Exercise instructions: Could you find each line of the data below that contains the word "label" and copy those lines?

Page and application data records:
——

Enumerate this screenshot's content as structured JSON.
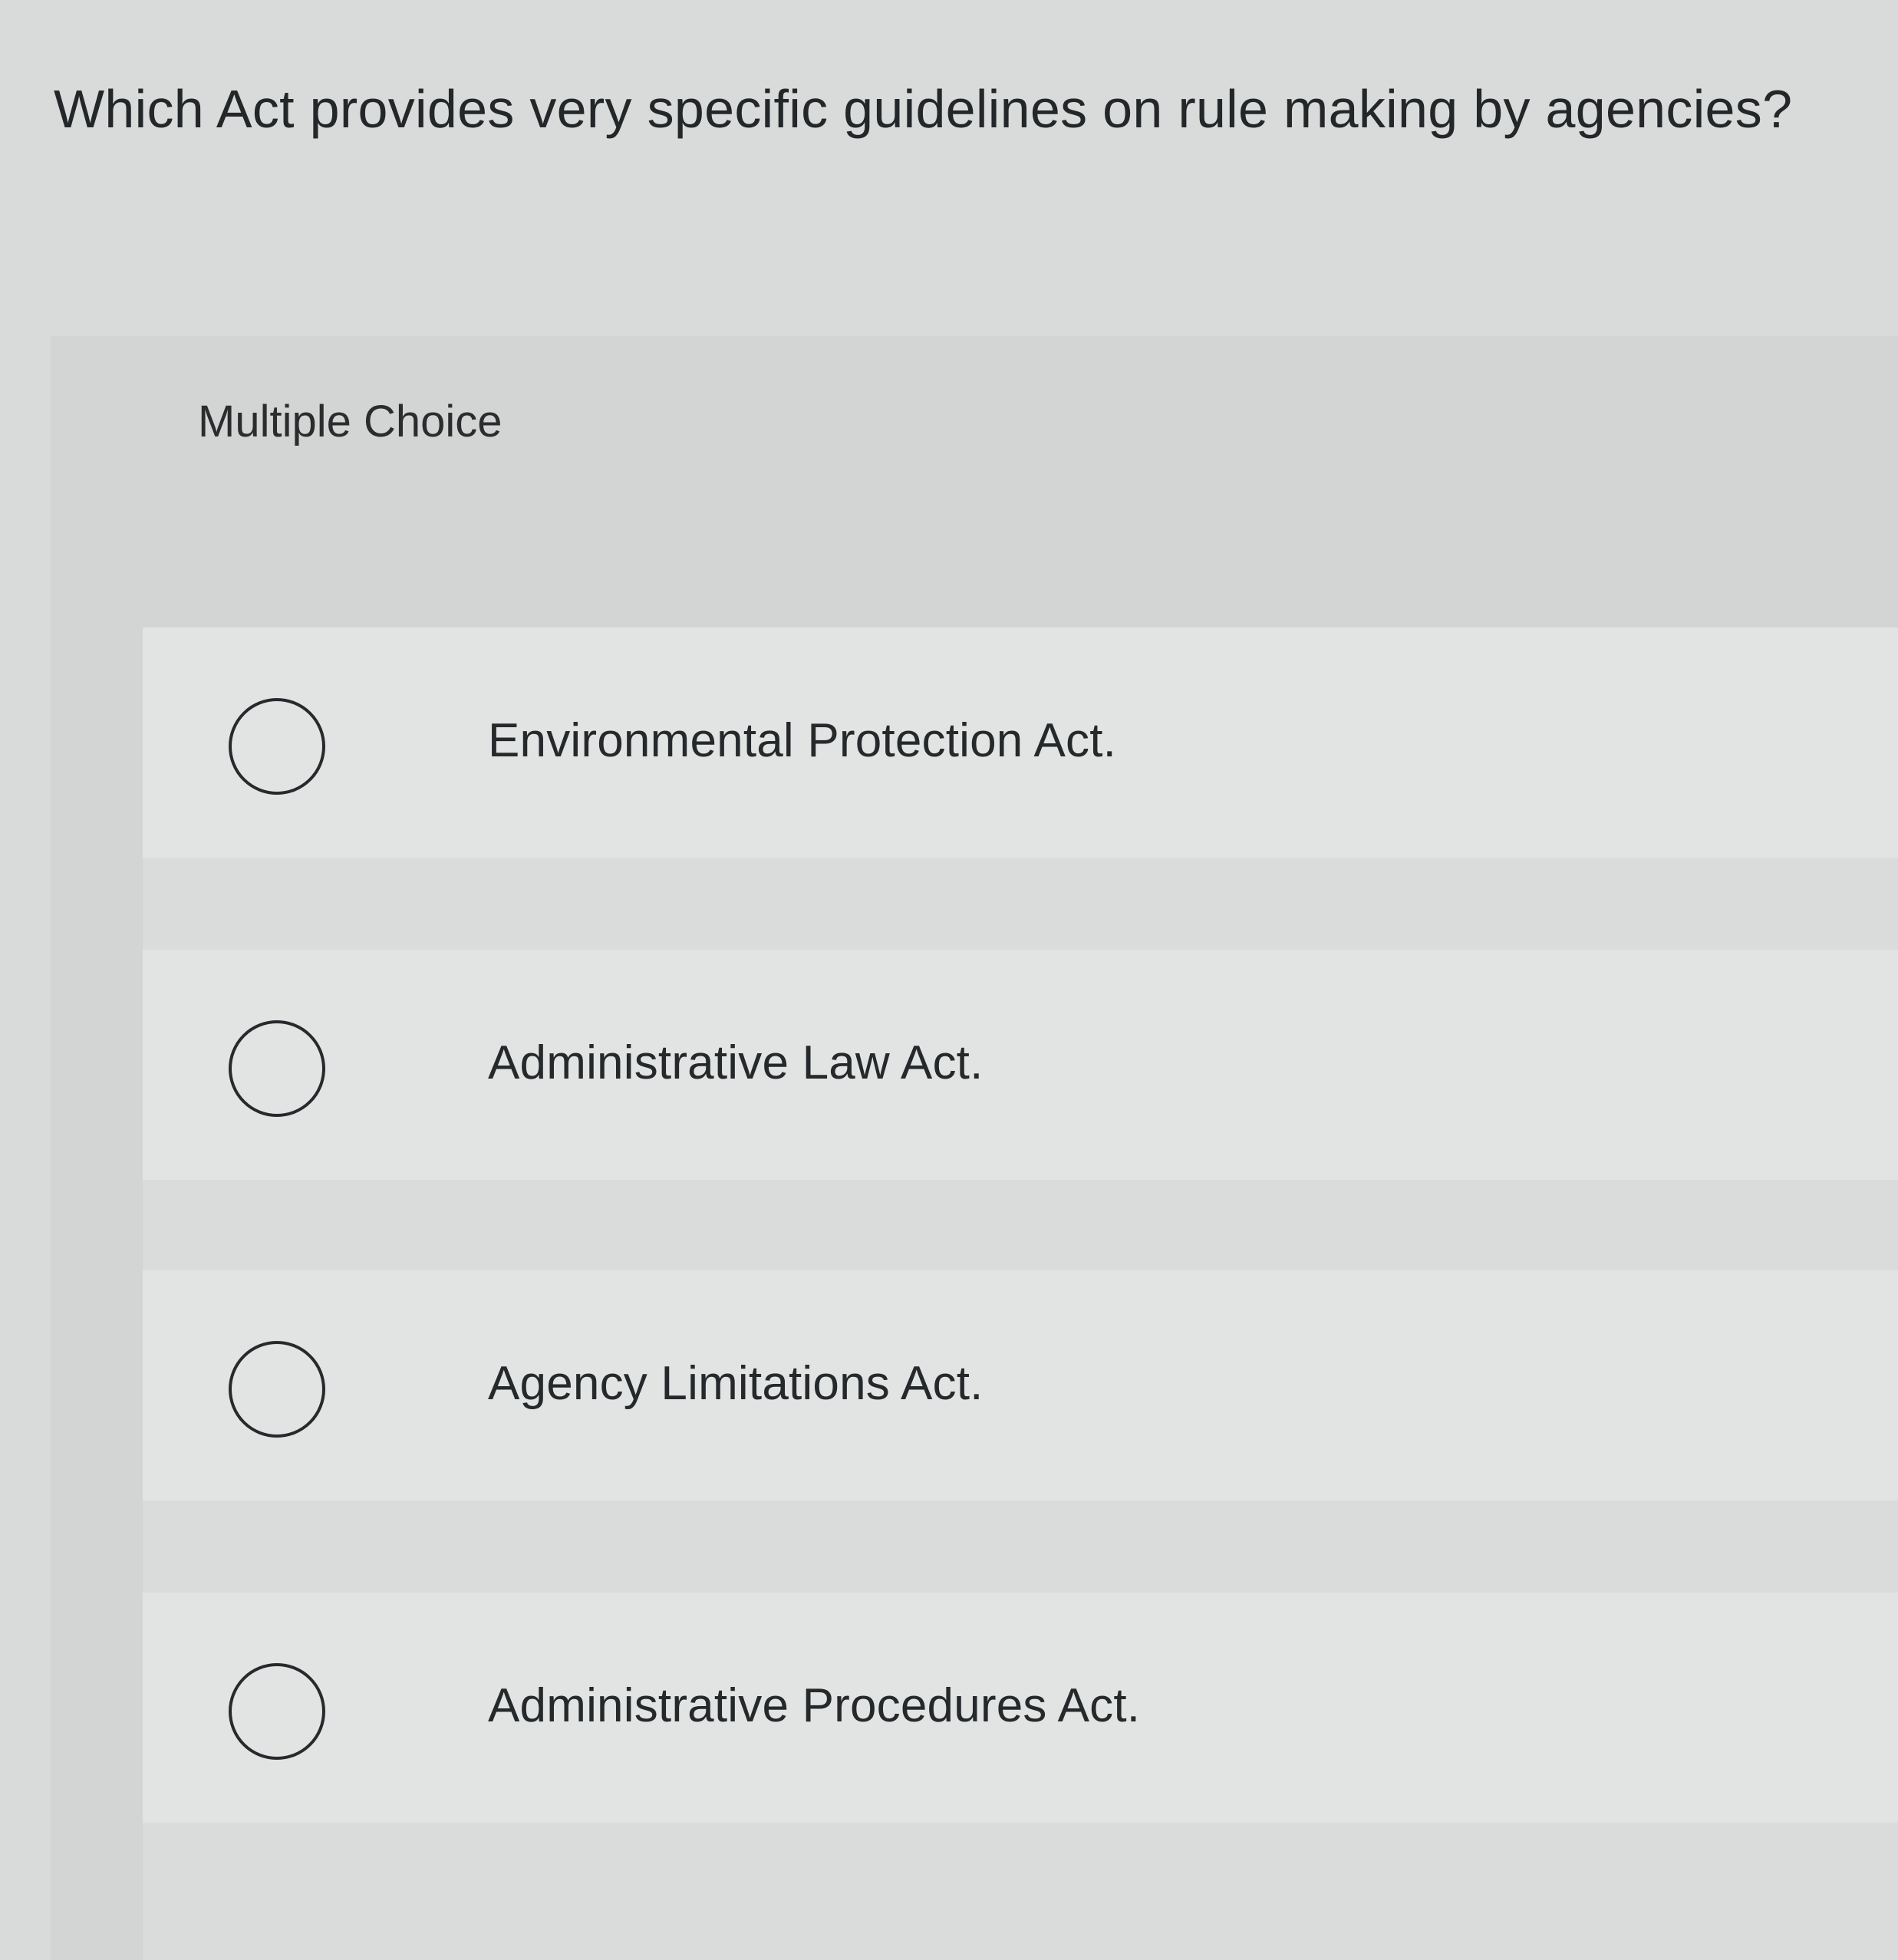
{
  "question": {
    "text": "Which Act provides very specific guidelines on rule making by agencies?"
  },
  "panel": {
    "label": "Multiple Choice"
  },
  "options": [
    {
      "label": "Environmental Protection Act.",
      "selected": false
    },
    {
      "label": "Administrative Law Act.",
      "selected": false
    },
    {
      "label": "Agency Limitations Act.",
      "selected": false
    },
    {
      "label": "Administrative Procedures Act.",
      "selected": false
    }
  ]
}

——

Task solution:
    "label": "Multiple Choice"
      "label": "Environmental Protection Act.",
      "label": "Administrative Law Act.",
      "label": "Agency Limitations Act.",
      "label": "Administrative Procedures Act.",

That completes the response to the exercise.